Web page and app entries
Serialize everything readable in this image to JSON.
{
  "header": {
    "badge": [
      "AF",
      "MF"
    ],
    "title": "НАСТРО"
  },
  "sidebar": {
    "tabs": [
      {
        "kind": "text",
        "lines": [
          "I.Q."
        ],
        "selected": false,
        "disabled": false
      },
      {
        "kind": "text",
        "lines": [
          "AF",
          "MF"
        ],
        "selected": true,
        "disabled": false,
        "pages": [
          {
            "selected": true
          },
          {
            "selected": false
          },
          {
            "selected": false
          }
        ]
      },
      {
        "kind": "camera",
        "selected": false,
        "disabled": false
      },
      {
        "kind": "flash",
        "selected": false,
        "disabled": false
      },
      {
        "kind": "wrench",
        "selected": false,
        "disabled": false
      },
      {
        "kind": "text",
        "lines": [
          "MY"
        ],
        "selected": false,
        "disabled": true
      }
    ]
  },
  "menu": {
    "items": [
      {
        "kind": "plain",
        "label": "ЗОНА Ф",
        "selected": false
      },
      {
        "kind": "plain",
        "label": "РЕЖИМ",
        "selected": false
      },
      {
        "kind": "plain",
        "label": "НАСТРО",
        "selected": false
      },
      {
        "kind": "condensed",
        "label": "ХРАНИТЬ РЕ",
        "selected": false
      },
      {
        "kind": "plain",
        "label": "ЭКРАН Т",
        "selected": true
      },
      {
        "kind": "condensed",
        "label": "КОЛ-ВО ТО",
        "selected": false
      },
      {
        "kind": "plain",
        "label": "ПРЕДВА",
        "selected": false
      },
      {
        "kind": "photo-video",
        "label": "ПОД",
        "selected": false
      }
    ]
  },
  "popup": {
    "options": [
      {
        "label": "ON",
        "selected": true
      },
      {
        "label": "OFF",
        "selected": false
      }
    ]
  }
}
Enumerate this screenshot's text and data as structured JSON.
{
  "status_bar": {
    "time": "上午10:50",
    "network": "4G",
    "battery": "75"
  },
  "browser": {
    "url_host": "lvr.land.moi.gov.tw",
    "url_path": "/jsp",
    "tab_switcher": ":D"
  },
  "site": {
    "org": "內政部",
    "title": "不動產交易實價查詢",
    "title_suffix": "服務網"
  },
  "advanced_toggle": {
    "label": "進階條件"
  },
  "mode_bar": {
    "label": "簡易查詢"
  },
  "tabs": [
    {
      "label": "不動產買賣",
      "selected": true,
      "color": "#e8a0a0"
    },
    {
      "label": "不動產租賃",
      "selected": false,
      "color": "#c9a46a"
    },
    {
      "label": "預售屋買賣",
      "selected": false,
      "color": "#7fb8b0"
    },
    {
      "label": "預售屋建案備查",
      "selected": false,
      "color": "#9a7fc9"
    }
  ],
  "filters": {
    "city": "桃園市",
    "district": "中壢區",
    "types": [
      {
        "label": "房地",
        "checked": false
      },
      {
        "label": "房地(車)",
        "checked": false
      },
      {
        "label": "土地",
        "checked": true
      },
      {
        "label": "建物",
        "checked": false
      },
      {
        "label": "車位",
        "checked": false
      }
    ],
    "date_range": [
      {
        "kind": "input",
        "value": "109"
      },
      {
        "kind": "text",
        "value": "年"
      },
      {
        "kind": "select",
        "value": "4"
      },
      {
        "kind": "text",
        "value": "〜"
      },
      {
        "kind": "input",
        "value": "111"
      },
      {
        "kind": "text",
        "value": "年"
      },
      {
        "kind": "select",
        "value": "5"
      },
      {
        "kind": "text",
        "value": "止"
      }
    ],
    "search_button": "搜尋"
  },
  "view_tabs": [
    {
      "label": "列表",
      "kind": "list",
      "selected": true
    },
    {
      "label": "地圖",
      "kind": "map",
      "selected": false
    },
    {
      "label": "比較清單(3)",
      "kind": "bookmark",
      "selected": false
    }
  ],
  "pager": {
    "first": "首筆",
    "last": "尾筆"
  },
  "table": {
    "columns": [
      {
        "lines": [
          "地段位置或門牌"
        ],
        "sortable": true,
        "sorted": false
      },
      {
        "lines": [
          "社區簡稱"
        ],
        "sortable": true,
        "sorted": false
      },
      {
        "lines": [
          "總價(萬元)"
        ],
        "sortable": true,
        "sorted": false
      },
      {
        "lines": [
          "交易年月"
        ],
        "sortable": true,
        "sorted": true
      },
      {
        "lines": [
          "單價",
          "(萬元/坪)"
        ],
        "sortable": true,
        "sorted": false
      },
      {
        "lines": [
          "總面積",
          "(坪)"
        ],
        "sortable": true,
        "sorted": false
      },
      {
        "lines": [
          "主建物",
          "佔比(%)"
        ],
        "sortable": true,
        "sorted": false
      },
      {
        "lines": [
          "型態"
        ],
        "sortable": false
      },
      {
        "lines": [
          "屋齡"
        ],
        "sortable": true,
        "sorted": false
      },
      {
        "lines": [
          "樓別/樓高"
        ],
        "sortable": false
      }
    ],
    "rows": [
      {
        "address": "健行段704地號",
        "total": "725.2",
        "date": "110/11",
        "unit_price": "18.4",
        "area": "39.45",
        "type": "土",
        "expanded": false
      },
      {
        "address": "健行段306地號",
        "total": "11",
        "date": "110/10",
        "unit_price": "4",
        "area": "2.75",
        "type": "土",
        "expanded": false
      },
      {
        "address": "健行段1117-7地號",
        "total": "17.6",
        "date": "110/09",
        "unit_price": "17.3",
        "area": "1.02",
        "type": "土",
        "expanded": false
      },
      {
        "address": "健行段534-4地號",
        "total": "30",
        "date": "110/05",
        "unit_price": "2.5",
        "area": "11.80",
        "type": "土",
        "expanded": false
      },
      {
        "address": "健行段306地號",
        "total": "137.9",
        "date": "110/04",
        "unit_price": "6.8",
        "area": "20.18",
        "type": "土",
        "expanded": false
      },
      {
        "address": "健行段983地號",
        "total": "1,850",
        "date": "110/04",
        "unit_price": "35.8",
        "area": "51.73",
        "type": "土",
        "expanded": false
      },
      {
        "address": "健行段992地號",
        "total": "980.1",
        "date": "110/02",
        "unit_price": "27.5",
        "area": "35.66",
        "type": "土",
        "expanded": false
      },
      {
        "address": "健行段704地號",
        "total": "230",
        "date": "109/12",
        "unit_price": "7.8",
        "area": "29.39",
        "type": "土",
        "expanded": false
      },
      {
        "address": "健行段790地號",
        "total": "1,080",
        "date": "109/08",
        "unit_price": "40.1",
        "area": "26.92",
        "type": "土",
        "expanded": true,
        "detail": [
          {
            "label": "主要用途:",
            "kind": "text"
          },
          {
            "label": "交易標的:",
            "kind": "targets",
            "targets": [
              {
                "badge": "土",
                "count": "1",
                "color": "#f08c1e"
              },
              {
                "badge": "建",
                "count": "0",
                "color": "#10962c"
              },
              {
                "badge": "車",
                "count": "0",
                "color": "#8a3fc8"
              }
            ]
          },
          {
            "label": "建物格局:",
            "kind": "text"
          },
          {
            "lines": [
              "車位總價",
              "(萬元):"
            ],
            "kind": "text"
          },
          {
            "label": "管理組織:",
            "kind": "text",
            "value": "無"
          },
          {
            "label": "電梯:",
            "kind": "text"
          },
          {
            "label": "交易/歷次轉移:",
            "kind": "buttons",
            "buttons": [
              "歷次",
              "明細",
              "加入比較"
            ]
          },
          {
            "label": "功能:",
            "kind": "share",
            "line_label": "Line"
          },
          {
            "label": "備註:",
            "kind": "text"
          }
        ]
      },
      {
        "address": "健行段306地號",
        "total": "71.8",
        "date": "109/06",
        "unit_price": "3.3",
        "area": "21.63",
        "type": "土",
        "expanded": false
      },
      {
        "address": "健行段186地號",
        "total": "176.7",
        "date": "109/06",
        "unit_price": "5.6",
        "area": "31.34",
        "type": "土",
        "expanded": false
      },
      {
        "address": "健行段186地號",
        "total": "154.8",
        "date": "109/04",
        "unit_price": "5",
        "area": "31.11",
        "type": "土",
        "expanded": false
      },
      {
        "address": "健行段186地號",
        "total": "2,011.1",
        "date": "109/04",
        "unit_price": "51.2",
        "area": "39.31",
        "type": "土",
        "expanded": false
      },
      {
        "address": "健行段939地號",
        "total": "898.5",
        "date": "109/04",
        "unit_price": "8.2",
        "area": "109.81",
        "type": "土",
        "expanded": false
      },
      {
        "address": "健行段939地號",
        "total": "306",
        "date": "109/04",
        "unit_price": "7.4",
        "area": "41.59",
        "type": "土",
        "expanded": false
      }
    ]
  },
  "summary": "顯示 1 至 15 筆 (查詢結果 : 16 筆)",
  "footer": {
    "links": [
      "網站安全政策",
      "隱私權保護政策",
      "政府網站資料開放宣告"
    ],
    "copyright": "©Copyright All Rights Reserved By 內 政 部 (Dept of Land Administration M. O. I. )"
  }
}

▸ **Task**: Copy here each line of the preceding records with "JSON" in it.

▸ **Task output**:
Serialize everything readable in this image to JSON.
Enumerate this screenshot's text and data as structured JSON.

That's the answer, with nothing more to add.